• The invisible scar

    A set of collaborative studies between the unit of Clinical and Health Psychology (prof. Martin Soelch), the University Hospital Zurich, the University of Salzburg (Austria) and the Kurume University School of Medicine (Japan) indicate that the experience of a traumatic event, such as a serious accident, is associated with long-term changes in the biopsychological responses to stress, motivation and affective learning. The changes are present even 10 years after the trauma.

  • Swiss-Japan Science and Technology Programme

    Prof. Roberto Caldara has been awarded a 3 year Strategic Japanese-Swiss Science and Technology Programme by the Swiss National Science Foundation, to collaborate with Prof. Katsumi Watanabe (Wasada University, Tokyo) and Prof. Masami Yamaguchi (Chuo University, Tokyo): Tracing cultural diversity for the decoding of facial expressions of emotion: from visual intake to neural signatures.

  • Pascal Gygax received this year’s Gender Study Prize

    Pascal Gygax received this year’s Gender Study Prize from the University of Fribourg for his book chapter, co-authored with Ute Gabriel, on “Gender & Linguistic Sexism”.

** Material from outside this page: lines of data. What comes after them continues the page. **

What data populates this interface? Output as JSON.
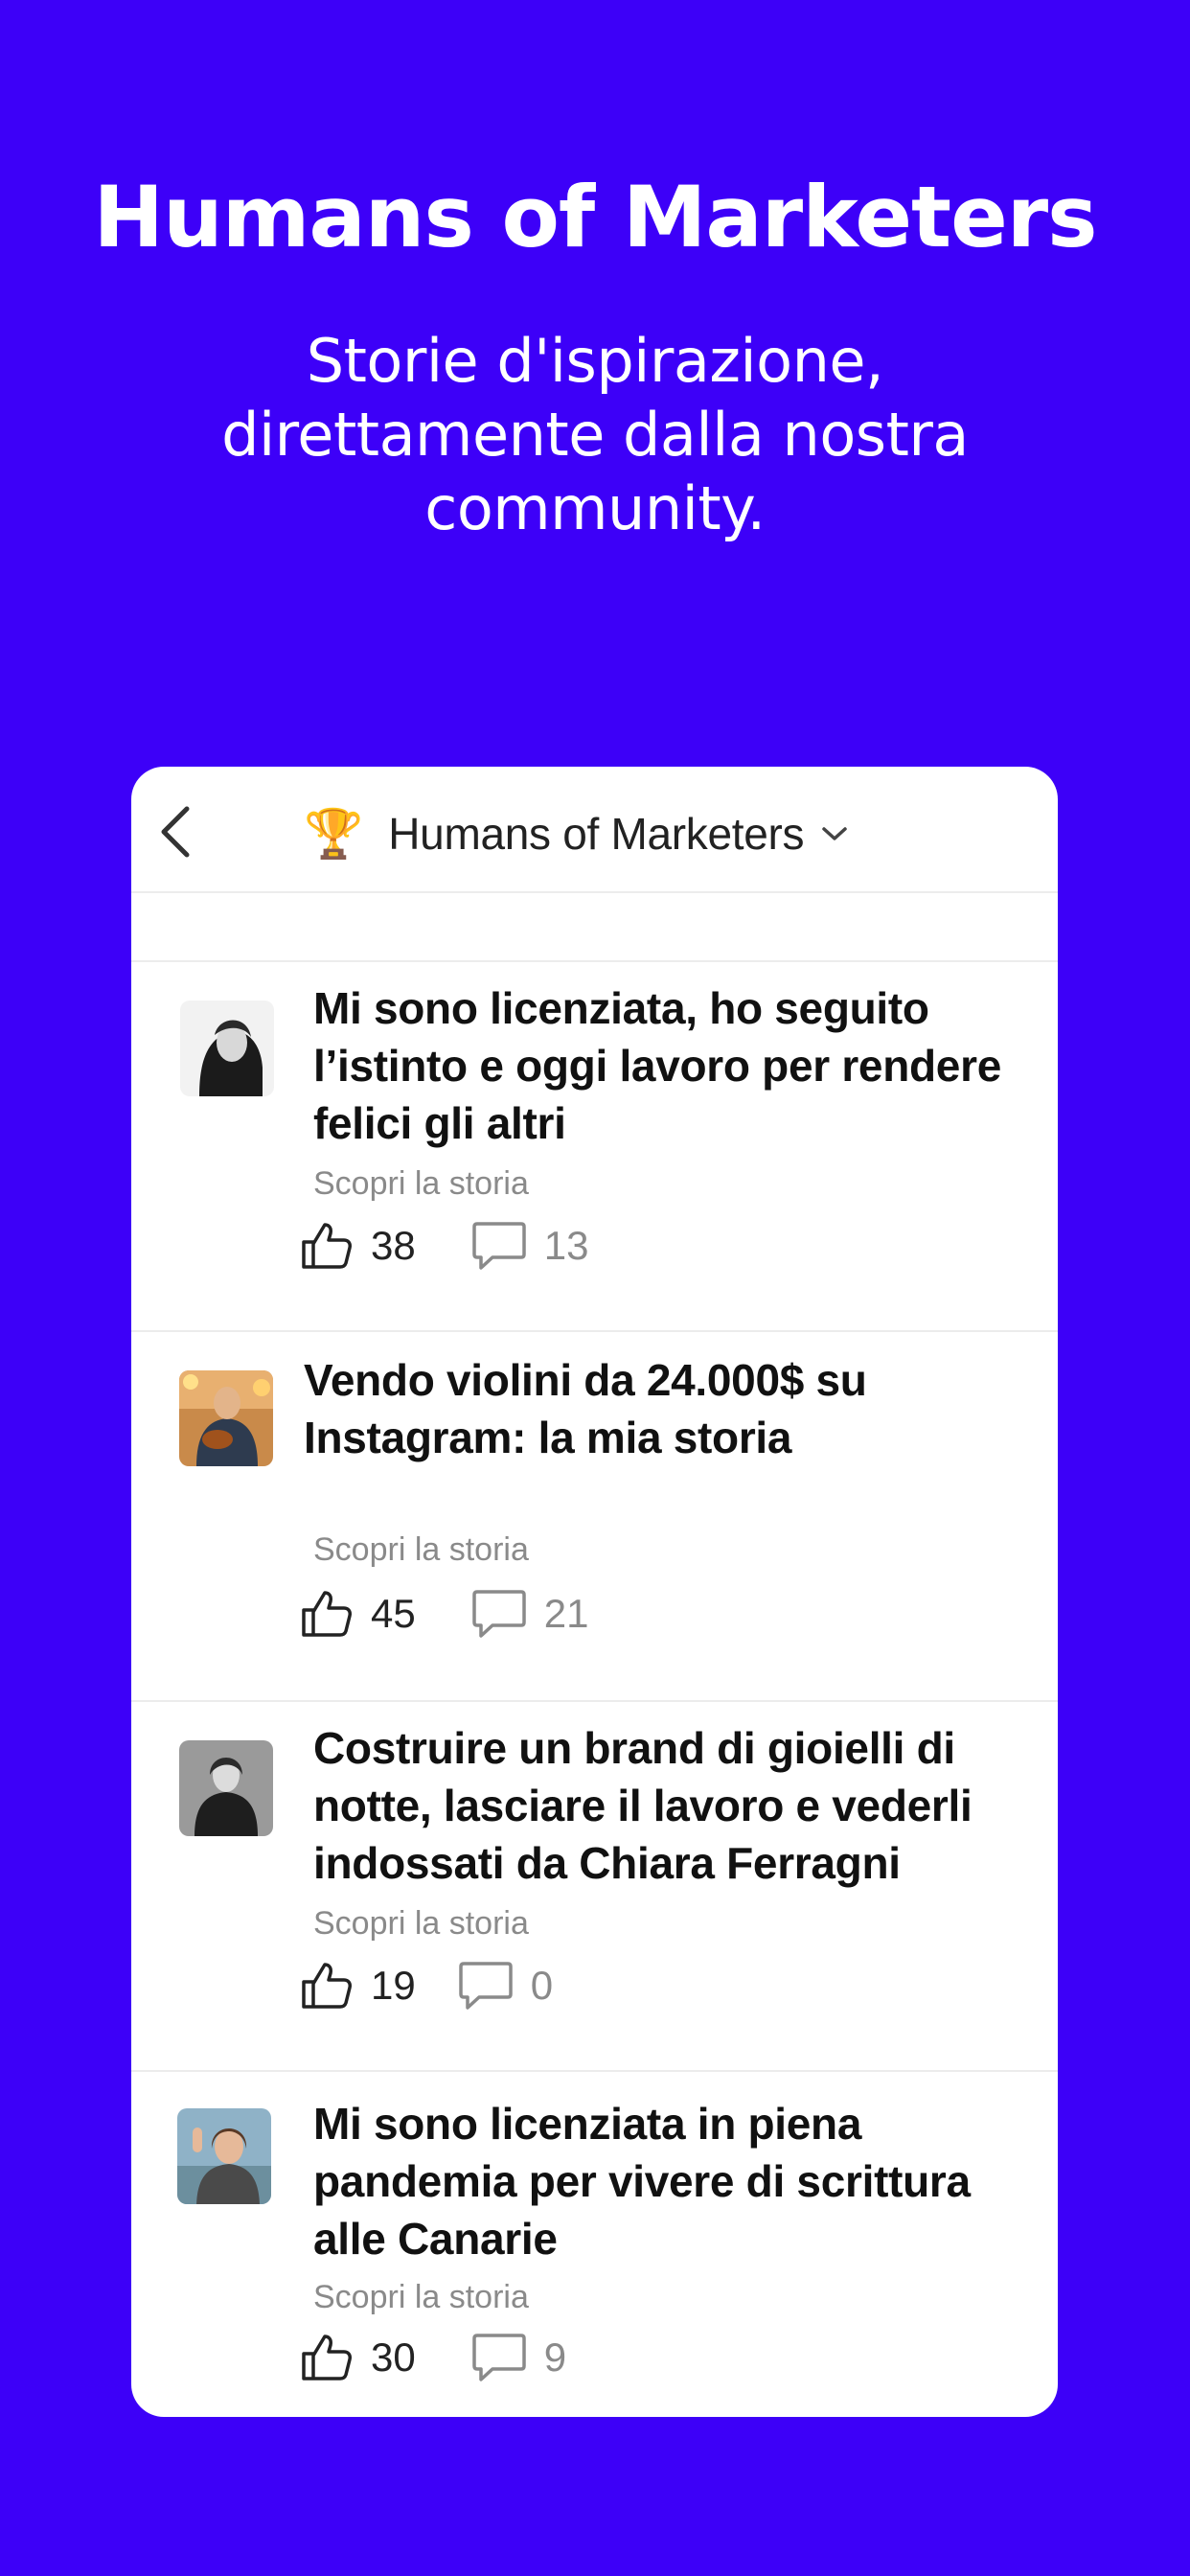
{
  "hero": {
    "title": "Humans of Marketers",
    "subtitle": "Storie d'ispirazione, direttamente dalla nostra community."
  },
  "header": {
    "back_icon": "chevron-left-icon",
    "trophy": "🏆",
    "title": "Humans of Marketers",
    "dropdown_icon": "chevron-down-icon"
  },
  "colors": {
    "background": "#3d00f8",
    "card": "#ffffff",
    "title_text": "#111111",
    "muted_text": "#8a8a8a"
  },
  "stories": [
    {
      "title": "Mi sono licenziata, ho seguito l’istinto e oggi lavoro per rendere felici gli altri",
      "link": "Scopri la storia",
      "likes": "38",
      "comments": "13",
      "avatar": "woman-portrait-bw"
    },
    {
      "title": "Vendo violini da 24.000$ su Instagram: la mia storia",
      "link": "Scopri la storia",
      "likes": "45",
      "comments": "21",
      "avatar": "man-with-violin"
    },
    {
      "title": "Costruire un brand di gioielli di notte, lasciare il lavoro e vederli indossati da Chiara Ferragni",
      "link": "Scopri la storia",
      "likes": "19",
      "comments": "0",
      "avatar": "woman-portrait-bw"
    },
    {
      "title": "Mi sono licenziata in piena pandemia per vivere di scrittura alle Canarie",
      "link": "Scopri la storia",
      "likes": "30",
      "comments": "9",
      "avatar": "woman-smiling-outdoors"
    }
  ]
}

  • Swiss Preschooler's Health Study (SPLASHY) receives prolongation

    Prof. Simone Munsch and her team received a 10 months prolongation for their Sinergia project by the Swiss National Science Foundation.

  • How negative social interactions at work seep into the home

    Petra Klumb, Manuel Völkle & Sebastian Siegler published theirs results: supportive and appreciative interactions at work are important for health and well-being, whereas interactions involving incivility, conflict, or criticism may have a negative impact.

  • Disturbed eating behavior: the role of body

    Andrea Wyssen, Jana Bryjova, Andrea Hans Meyer and Simone Munsch published new research on the topic of disturbed eating behavior in young men.

  • Learning to read smiles starts at a very young age

    From seven months a child can decipher emotions expressed on faces, but the strategies it uses differ depending on the culture in which it lives. An international study coordinated by Roberto Caldara, Professor of Psychology at the University of Fribourg, shows that the social environment in which a baby is raised influences the way in which it reads and expresses emotions.

  • The mystery of working memory

    A £1.35 million project to investigate the mystery of working memory across the adult lifespan: an adversarial collaboration.


Department of Psychology

Psychology at the University of Fribourg is distinguished by the emphasis it places on high-level research, an extensive choice of courses in B.Sc., M.Sc. and postgraduate programs as well as by the University's bilingual character. The Department of Psychology offers complete study programs (B.Sc. and M.Sc.) in German and French, together with mixed language programs. Education is complemented by practical components with excellent supervision in a stimulating international atmosphere.

M.Sc. and postgraduate students are involved in a number of departmental and third party research projects in a wide range of domains distributed between ten Research Units.


    WHO: Carole Nielsen, University of Lausanne
    WHAT: Prolonged performance-related psychophysiological activation in high- and low-anxious music students
    WHEN: 27.04.17, 12:05 – 13:05
    WHERE: Regina Mundi, S-0.113
  • Terminkalender / Calendrier AA2016-17
    WHO: Departement / Département
    WHAT: Terminkalender / Calendrier
    WHEN: AA2016-17
Department of Psychology - R. Faucigny 2 - 1700 Fribourg - Tel +41 26 / 300 7620 - Fax +41 26 / 300 9712 - psychologie [at] unifr.ch   -   Swiss University